EXERCISE DETAILS: The whole listing below should be output again, word for word.

THE INPUT:
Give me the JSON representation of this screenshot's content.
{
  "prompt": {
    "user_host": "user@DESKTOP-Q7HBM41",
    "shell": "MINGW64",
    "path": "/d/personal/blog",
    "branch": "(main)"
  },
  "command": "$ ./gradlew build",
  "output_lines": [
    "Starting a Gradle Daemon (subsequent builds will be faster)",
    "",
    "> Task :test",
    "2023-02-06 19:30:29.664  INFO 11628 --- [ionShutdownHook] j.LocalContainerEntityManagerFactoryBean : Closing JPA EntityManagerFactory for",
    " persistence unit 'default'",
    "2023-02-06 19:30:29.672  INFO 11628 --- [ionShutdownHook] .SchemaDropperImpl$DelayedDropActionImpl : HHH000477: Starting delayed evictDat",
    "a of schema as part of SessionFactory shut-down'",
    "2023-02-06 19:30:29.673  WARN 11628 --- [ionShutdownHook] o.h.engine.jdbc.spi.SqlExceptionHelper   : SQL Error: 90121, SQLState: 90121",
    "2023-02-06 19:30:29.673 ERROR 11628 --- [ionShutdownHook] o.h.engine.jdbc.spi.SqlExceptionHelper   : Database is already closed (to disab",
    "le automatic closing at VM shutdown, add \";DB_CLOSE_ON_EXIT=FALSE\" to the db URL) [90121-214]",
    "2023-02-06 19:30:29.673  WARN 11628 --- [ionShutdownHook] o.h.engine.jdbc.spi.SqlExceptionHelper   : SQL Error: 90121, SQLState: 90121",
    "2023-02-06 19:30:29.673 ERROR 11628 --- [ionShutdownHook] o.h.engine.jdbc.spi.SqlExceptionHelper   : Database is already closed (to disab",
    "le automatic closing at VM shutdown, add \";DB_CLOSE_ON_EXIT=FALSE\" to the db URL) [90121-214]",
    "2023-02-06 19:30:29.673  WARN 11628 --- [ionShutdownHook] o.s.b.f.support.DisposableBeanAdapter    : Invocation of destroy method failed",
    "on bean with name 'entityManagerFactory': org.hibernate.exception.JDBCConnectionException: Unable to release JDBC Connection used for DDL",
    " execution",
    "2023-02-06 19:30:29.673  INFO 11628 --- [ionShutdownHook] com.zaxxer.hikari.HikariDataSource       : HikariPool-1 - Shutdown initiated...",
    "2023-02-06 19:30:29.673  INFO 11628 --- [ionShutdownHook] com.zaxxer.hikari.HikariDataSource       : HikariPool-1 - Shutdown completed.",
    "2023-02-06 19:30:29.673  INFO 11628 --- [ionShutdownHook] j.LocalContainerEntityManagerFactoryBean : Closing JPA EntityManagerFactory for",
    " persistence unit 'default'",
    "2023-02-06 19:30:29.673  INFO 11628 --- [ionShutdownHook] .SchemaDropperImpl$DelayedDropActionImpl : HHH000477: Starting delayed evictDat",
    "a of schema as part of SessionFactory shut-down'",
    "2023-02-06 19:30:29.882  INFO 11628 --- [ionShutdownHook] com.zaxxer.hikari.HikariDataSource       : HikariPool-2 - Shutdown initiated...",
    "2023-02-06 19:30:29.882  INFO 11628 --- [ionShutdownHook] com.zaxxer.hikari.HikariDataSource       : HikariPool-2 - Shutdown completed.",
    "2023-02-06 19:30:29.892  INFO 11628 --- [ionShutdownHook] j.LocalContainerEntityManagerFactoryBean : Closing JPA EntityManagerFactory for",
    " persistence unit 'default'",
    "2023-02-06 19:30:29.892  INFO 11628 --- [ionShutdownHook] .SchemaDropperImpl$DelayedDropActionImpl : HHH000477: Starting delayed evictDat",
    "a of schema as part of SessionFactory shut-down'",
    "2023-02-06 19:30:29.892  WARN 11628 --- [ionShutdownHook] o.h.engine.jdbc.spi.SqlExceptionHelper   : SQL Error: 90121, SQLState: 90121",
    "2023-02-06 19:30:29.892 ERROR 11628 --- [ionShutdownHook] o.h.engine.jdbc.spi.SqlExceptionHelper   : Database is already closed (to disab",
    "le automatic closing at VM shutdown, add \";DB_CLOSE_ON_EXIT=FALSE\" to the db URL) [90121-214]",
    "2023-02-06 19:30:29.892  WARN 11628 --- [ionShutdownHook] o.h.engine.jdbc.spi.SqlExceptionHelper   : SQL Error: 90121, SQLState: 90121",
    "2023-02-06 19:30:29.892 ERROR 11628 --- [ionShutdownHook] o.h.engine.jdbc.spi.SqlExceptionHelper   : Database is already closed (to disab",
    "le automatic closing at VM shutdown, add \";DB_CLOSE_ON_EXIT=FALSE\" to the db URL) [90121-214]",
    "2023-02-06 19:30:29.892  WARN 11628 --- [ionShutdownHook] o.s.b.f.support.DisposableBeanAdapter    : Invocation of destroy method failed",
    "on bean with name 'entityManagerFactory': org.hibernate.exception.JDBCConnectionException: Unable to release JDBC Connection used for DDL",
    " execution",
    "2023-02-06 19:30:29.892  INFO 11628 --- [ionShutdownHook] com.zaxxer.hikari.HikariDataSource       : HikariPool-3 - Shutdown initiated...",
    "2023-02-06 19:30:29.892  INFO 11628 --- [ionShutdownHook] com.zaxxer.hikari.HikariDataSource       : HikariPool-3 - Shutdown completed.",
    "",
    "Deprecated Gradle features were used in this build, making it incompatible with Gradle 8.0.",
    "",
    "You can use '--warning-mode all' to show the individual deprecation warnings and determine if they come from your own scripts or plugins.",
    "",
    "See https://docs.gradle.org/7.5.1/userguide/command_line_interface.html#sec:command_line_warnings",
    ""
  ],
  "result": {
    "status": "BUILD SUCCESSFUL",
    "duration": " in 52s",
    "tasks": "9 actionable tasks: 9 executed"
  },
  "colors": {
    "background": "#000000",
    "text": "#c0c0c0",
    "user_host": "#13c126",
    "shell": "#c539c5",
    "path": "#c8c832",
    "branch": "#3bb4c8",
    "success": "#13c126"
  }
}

SOLUTION:
Give me the JSON representation of this screenshot's content.
{
  "prompt": {
    "user_host": "user@DESKTOP-Q7HBM41",
    "shell": "MINGW64",
    "path": "/d/personal/blog",
    "branch": "(main)"
  },
  "command": "$ ./gradlew build",
  "output_lines": [
    "Starting a Gradle Daemon (subsequent builds will be faster)",
    "",
    "> Task :test",
    "2023-02-06 19:30:29.664  INFO 11628 --- [ionShutdownHook] j.LocalContainerEntityManagerFactoryBean : Closing JPA EntityManagerFactory for",
    " persistence unit 'default'",
    "2023-02-06 19:30:29.672  INFO 11628 --- [ionShutdownHook] .SchemaDropperImpl$DelayedDropActionImpl : HHH000477: Starting delayed evictDat",
    "a of schema as part of SessionFactory shut-down'",
    "2023-02-06 19:30:29.673  WARN 11628 --- [ionShutdownHook] o.h.engine.jdbc.spi.SqlExceptionHelper   : SQL Error: 90121, SQLState: 90121",
    "2023-02-06 19:30:29.673 ERROR 11628 --- [ionShutdownHook] o.h.engine.jdbc.spi.SqlExceptionHelper   : Database is already closed (to disab",
    "le automatic closing at VM shutdown, add \";DB_CLOSE_ON_EXIT=FALSE\" to the db URL) [90121-214]",
    "2023-02-06 19:30:29.673  WARN 11628 --- [ionShutdownHook] o.h.engine.jdbc.spi.SqlExceptionHelper   : SQL Error: 90121, SQLState: 90121",
    "2023-02-06 19:30:29.673 ERROR 11628 --- [ionShutdownHook] o.h.engine.jdbc.spi.SqlExceptionHelper   : Database is already closed (to disab",
    "le automatic closing at VM shutdown, add \";DB_CLOSE_ON_EXIT=FALSE\" to the db URL) [90121-214]",
    "2023-02-06 19:30:29.673  WARN 11628 --- [ionShutdownHook] o.s.b.f.support.DisposableBeanAdapter    : Invocation of destroy method failed",
    "on bean with name 'entityManagerFactory': org.hibernate.exception.JDBCConnectionException: Unable to release JDBC Connection used for DDL",
    " execution",
    "2023-02-06 19:30:29.673  INFO 11628 --- [ionShutdownHook] com.zaxxer.hikari.HikariDataSource       : HikariPool-1 - Shutdown initiated...",
    "2023-02-06 19:30:29.673  INFO 11628 --- [ionShutdownHook] com.zaxxer.hikari.HikariDataSource       : HikariPool-1 - Shutdown completed.",
    "2023-02-06 19:30:29.673  INFO 11628 --- [ionShutdownHook] j.LocalContainerEntityManagerFactoryBean : Closing JPA EntityManagerFactory for",
    " persistence unit 'default'",
    "2023-02-06 19:30:29.673  INFO 11628 --- [ionShutdownHook] .SchemaDropperImpl$DelayedDropActionImpl : HHH000477: Starting delayed evictDat",
    "a of schema as part of SessionFactory shut-down'",
    "2023-02-06 19:30:29.882  INFO 11628 --- [ionShutdownHook] com.zaxxer.hikari.HikariDataSource       : HikariPool-2 - Shutdown initiated...",
    "2023-02-06 19:30:29.882  INFO 11628 --- [ionShutdownHook] com.zaxxer.hikari.HikariDataSource       : HikariPool-2 - Shutdown completed.",
    "2023-02-06 19:30:29.892  INFO 11628 --- [ionShutdownHook] j.LocalContainerEntityManagerFactoryBean : Closing JPA EntityManagerFactory for",
    " persistence unit 'default'",
    "2023-02-06 19:30:29.892  INFO 11628 --- [ionShutdownHook] .SchemaDropperImpl$DelayedDropActionImpl : HHH000477: Starting delayed evictDat",
    "a of schema as part of SessionFactory shut-down'",
    "2023-02-06 19:30:29.892  WARN 11628 --- [ionShutdownHook] o.h.engine.jdbc.spi.SqlExceptionHelper   : SQL Error: 90121, SQLState: 90121",
    "2023-02-06 19:30:29.892 ERROR 11628 --- [ionShutdownHook] o.h.engine.jdbc.spi.SqlExceptionHelper   : Database is already closed (to disab",
    "le automatic closing at VM shutdown, add \";DB_CLOSE_ON_EXIT=FALSE\" to the db URL) [90121-214]",
    "2023-02-06 19:30:29.892  WARN 11628 --- [ionShutdownHook] o.h.engine.jdbc.spi.SqlExceptionHelper   : SQL Error: 90121, SQLState: 90121",
    "2023-02-06 19:30:29.892 ERROR 11628 --- [ionShutdownHook] o.h.engine.jdbc.spi.SqlExceptionHelper   : Database is already closed (to disab",
    "le automatic closing at VM shutdown, add \";DB_CLOSE_ON_EXIT=FALSE\" to the db URL) [90121-214]",
    "2023-02-06 19:30:29.892  WARN 11628 --- [ionShutdownHook] o.s.b.f.support.DisposableBeanAdapter    : Invocation of destroy method failed",
    "on bean with name 'entityManagerFactory': org.hibernate.exception.JDBCConnectionException: Unable to release JDBC Connection used for DDL",
    " execution",
    "2023-02-06 19:30:29.892  INFO 11628 --- [ionShutdownHook] com.zaxxer.hikari.HikariDataSource       : HikariPool-3 - Shutdown initiated...",
    "2023-02-06 19:30:29.892  INFO 11628 --- [ionShutdownHook] com.zaxxer.hikari.HikariDataSource       : HikariPool-3 - Shutdown completed.",
    "",
    "Deprecated Gradle features were used in this build, making it incompatible with Gradle 8.0.",
    "",
    "You can use '--warning-mode all' to show the individual deprecation warnings and determine if they come from your own scripts or plugins.",
    "",
    "See https://docs.gradle.org/7.5.1/userguide/command_line_interface.html#sec:command_line_warnings",
    ""
  ],
  "result": {
    "status": "BUILD SUCCESSFUL",
    "duration": " in 52s",
    "tasks": "9 actionable tasks: 9 executed"
  },
  "colors": {
    "background": "#000000",
    "text": "#c0c0c0",
    "user_host": "#13c126",
    "shell": "#c539c5",
    "path": "#c8c832",
    "branch": "#3bb4c8",
    "success": "#13c126"
  }
}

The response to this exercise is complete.